But don’t ask me. Ask Moses, a Ugandan man who’s been run out of his home along with his wife and 6 children because of his decision to follow Yeshua instead of Mohammed.
Or Sukbati whose husband was murdered for his faith and who now must support five children in the midst of her grief. Yet she has said she will not give up on Jesus.
Without the Resurrection, Good Friday is no longer good. It becomes just a day that another man died – one of billions. And Moses and Sukbati and millions like them suffer needlessly – giving up ease in this life for no reason at all.
Worse yet, without the Resurrection, we are all still in our sins. Me, Sukbati, and all believers. Believe it or not, friends, that’s worse than any persecution or pain this life can throw at us.
It means an ancient and creeping death sickens our hearts and decays our spirits, destroying any hope of restoration with our Creator and making mockery of the innate desire for immortality we all hold deep within. That is what sin is, and how rightly we should feel horror at it.
But the good news of Good Friday is that it did not end when Yeshua declared, “It is finished,” and gave up His spirit.
Firstly, His death was an act of purpose – He gave up His spirit; it was not taken from Him. He died on purpose, giving His perfect life in payment of the debt we have all incurred by our rebellious ways.
Then, on the first Easter Sunday, God raised up His one and only Son, so that the final victory over sin and death has been won. Sin brought death into the world; the sinless life of Yeshua Messiah, Christ Jesus my Lord, took on death and defeated it by His return to life.
Now we who are in Christ live a life of self-sacrifice – not because we are good people or for some hope of self-improvement – but because we are grateful for the Man who bought back our souls from death.

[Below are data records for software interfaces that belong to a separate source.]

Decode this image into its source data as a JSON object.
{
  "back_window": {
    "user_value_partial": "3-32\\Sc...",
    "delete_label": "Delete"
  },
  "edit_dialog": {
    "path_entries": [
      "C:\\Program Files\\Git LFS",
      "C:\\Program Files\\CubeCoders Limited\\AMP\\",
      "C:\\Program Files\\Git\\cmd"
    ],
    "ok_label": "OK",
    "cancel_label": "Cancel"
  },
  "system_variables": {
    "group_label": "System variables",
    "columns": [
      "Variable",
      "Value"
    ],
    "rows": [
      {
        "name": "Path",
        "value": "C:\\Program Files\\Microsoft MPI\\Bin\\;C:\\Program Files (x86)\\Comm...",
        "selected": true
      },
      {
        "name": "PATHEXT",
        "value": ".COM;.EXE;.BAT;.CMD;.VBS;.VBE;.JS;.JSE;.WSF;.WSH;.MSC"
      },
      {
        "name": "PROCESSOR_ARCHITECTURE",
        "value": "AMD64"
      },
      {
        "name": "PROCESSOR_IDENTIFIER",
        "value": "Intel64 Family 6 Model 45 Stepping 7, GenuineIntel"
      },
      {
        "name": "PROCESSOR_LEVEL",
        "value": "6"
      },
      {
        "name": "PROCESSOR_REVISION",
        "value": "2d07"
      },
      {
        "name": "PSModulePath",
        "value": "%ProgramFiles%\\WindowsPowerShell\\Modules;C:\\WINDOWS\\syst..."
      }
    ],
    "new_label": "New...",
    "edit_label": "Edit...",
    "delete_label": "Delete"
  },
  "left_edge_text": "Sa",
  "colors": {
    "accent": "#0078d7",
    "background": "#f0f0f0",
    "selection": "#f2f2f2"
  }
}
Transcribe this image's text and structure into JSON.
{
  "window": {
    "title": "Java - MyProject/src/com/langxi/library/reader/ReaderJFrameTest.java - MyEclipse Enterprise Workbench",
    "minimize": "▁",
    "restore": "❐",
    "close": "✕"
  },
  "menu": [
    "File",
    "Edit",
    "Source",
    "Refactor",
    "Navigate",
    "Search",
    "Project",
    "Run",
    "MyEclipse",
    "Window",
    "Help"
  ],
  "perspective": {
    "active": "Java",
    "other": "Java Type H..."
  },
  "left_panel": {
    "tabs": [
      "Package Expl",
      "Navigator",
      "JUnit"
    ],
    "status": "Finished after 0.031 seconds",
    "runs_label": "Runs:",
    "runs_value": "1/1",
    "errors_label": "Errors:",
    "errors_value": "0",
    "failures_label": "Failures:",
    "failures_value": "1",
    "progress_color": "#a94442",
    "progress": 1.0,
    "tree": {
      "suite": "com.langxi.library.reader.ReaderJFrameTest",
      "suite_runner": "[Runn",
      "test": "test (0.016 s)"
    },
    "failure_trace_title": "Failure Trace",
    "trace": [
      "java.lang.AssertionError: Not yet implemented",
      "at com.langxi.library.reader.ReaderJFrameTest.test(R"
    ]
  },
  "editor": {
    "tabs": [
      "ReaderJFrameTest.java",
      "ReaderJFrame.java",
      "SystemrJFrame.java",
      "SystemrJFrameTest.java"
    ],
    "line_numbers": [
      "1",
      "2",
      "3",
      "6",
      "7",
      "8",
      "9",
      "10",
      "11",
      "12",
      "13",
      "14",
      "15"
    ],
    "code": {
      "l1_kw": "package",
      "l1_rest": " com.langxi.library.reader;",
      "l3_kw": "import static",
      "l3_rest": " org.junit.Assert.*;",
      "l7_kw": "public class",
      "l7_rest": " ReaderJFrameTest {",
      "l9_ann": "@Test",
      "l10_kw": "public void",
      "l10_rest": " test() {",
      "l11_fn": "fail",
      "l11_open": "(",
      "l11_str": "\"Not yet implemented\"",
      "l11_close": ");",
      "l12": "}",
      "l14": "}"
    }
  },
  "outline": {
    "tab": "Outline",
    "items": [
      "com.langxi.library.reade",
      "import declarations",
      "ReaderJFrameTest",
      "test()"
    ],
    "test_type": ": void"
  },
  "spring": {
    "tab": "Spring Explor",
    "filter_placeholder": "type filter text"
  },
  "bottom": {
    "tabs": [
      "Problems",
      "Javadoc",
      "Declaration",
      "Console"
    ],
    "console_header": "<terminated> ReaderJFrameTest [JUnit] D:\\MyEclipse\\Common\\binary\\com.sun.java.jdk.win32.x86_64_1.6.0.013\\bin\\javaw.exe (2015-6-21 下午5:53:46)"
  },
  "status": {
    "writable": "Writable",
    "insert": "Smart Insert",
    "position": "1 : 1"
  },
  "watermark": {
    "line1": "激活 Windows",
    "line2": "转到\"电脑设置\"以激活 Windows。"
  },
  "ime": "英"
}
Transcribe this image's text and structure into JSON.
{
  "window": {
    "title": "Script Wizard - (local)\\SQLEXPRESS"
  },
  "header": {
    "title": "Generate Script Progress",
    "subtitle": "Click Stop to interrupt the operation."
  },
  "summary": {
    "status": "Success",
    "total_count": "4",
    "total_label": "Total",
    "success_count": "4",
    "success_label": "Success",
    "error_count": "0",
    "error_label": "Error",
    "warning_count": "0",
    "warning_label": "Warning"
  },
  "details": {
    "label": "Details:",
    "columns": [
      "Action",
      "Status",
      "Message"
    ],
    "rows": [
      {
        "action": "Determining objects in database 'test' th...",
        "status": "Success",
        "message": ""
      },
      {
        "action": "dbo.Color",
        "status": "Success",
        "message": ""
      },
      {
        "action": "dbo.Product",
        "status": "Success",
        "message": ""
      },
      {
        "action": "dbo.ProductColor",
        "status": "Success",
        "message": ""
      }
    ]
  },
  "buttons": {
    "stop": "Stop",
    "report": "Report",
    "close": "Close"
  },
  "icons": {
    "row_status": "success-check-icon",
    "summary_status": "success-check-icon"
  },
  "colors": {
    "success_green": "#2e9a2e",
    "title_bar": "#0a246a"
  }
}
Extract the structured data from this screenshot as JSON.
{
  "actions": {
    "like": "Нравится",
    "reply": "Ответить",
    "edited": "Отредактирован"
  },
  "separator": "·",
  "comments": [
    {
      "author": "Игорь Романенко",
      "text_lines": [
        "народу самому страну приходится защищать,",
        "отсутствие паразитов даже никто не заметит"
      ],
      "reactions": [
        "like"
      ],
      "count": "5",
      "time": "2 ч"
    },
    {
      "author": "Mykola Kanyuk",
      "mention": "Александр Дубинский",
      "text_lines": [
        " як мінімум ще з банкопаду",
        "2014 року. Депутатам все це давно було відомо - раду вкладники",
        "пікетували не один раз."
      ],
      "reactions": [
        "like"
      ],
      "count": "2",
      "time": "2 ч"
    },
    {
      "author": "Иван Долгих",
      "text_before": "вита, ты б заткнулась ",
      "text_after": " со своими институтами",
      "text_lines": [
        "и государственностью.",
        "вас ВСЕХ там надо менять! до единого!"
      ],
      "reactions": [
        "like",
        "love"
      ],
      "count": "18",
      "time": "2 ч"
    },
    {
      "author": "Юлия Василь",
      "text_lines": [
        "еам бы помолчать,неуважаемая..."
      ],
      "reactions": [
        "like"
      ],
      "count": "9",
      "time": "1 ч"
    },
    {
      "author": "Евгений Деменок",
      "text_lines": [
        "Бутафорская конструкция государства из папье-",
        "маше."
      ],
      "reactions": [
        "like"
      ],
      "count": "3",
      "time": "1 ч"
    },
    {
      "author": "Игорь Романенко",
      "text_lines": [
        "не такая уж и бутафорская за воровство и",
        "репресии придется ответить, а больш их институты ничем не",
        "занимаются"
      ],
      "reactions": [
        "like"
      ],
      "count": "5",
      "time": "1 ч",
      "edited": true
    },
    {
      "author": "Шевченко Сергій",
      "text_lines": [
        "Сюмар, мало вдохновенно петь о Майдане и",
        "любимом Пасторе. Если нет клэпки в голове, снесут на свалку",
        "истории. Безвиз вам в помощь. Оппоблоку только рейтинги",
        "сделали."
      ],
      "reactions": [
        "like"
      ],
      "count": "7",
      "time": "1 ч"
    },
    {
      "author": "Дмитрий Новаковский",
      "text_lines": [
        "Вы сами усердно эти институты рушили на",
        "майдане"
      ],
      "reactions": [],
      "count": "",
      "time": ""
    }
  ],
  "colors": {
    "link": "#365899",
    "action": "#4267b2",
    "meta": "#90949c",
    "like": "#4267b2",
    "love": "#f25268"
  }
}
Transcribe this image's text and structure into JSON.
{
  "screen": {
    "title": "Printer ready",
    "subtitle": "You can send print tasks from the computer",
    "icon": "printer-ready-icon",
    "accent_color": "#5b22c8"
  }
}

The life I live, I do not live for the praise of others but out of sheer thankfulness. If He gave His perfect life for me, I can certainly give my broken mess right back to Him. It may not be much, but it’s all I have. And I give it willingly, grateful even if I am ever called to suffer the rest of my years for His sake, because He already suffered for mine.
The hope of Easter is not a hope for today or for any earthly good at all. It’s a hope for a future far beyond today; a hope that in 100 and 1000 and countless years beyond, those of us who follow Jesus now will be following Him still, rejoicing in His presence, forever freed from sin, death, and despair.
Forever adoring the One who first adored us so much that He gave up the life of His one and only Son that we may join Him in eternal worship.
Hallelujah! He is risen!